DESCRIPTION OF THE TASK
The expected output is a copy of every line in the records with the string "fields".
▶
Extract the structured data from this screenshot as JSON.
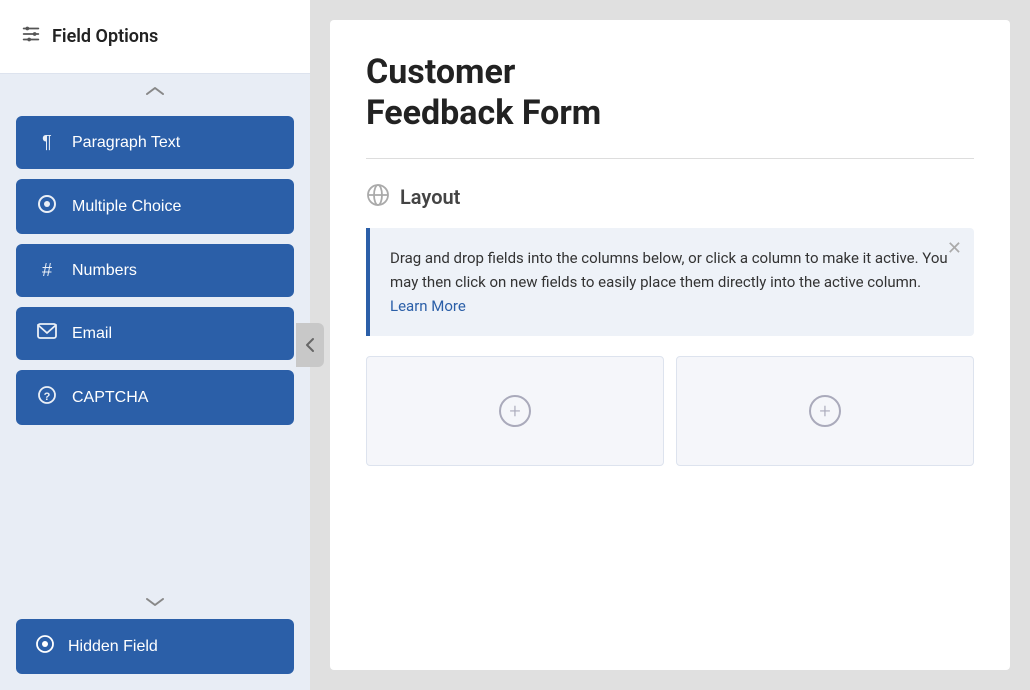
{
  "sidebar": {
    "header": {
      "icon": "⚙",
      "title": "Field Options"
    },
    "scroll_up_label": "∨",
    "fields": [
      {
        "id": "paragraph-text",
        "icon": "¶",
        "label": "Paragraph Text"
      },
      {
        "id": "multiple-choice",
        "icon": "◎",
        "label": "Multiple Choice"
      },
      {
        "id": "numbers",
        "icon": "#",
        "label": "Numbers"
      },
      {
        "id": "email",
        "icon": "✉",
        "label": "Email"
      },
      {
        "id": "captcha",
        "icon": "?",
        "label": "CAPTCHA"
      }
    ],
    "scroll_down_label": "∨",
    "bottom_field": {
      "icon": "◎",
      "label": "Hidden Field"
    }
  },
  "collapse_handle_label": "‹",
  "main": {
    "form_title_line1": "Customer",
    "form_title_line2": "Feedback Form",
    "layout_section": {
      "icon_label": "layout-icon",
      "title": "Layout"
    },
    "info_box": {
      "text": "Drag and drop fields into the columns below, or click a column to make it active. You may then click on new fields to easily place them directly into the active column.",
      "link_text": "Learn More",
      "close_label": "✕"
    },
    "columns": [
      {
        "id": "col-1",
        "plus": "+"
      },
      {
        "id": "col-2",
        "plus": "+"
      }
    ]
  }
}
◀
RESPONSE
    "fields": [
      "text": "Drag and drop fields into the columns below, or click a column to make it active. You may then click on new fields to easily place them directly into the active column.",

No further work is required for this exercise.